Various public bodies planned to visit the outlying island of Cheung Chau on Wednesday to promote ways of controlling the mosquito population.
That was announced on Tuesday after a meeting of the Pest Control Steering Committee, which includes representatives of different government departments. Two Cheung Chau residents had been confirmed as infected with the mosquito-borne disease.
Apart from Cheung Chau, Lion Rock Park in Wong Tai Sin was believed to be another source of infection for most cases. The government closed the park last Friday for 30 days for thorough mosquito control work. So far 14 of the infected patients have been confirmed as having visited the park recently.

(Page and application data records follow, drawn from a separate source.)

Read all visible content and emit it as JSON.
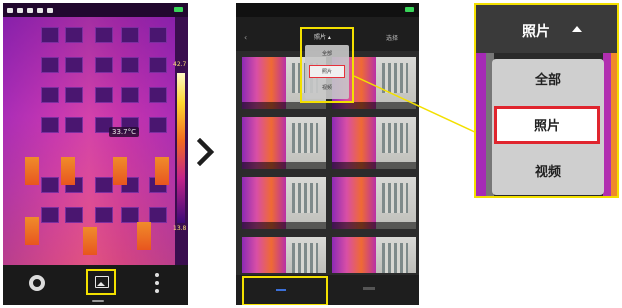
{
  "left_screen": {
    "temperature_readout": "33.7°C",
    "scale_max": "42.7",
    "scale_min": "13.8",
    "toolbar": {
      "settings_icon": "gear-icon",
      "gallery_icon": "image-icon",
      "more_icon": "more-vertical-icon"
    }
  },
  "arrow_icon": "chevron-right-icon",
  "gallery_screen": {
    "dropdown_title": "照片 ▴",
    "select_label": "选择",
    "menu_items": [
      "全部",
      "照片",
      "视频"
    ],
    "selected_item": "照片"
  },
  "zoom_callout": {
    "title": "照片",
    "menu_items": [
      "全部",
      "照片",
      "视频"
    ],
    "selected_item": "照片"
  },
  "colors": {
    "highlight": "#f3e000",
    "selection": "#e0252e"
  }
}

On Tuesday, acting secretary for food and health Dr Chui Tak-yi said representatives from the Islands District Council, Cheung Chau Rural Committee, Civil Aid Service and Home Affairs Department would visit the island to teach residents tips to prevent mosquito breeding.
“There is a higher number of residents staying in private bungalow-style houses [on Cheung Chau]. Those houses have more open-air spaces and can easily have stagnant water and spots where mosquitoes can breed,” Chui – standing in while Secretary for Food and Health Professor Sophia Chan Siu-chee is on holiday – said.
He said community efforts would be essential in combating mosquitoes.
“It is not sufficient to rely on just the government’s effort. Community efforts are also very important,” Chui said. “[People from the community] will know better which parts of the district have more serious mosquito problems.”
The Hospital Authority said it would place extra orders for several thousand sets of dengue fever rapid test kits. It would also consider activating designated clinics for the infection, to relieve the burden on public accident and emergency departments, if patients with dengue fever symptoms become overwhelming.
Meanwhile, the Centre for Health Protection had not found out what exactly caused a laboratory error which led it to mistake the type of dengue fever virus afflicting a 52-year-old man from Cheung Chau, the centre’s controller Dr Wong Ka-hing said.
“According to our preliminary finding, there might be some problems with the testing procedures,” Wong said, adding that there would be a thorough investigation to find out why the error happened and recommend improvements.
The centre said on Sunday that the man was infected with serotype 3 of the dengue virus, as opposed to serotype 1, which had afflicted the 15 other local patients. But on Monday it said the man had actually contracted serotype 1 and the source of his infection was the same as another case on the island.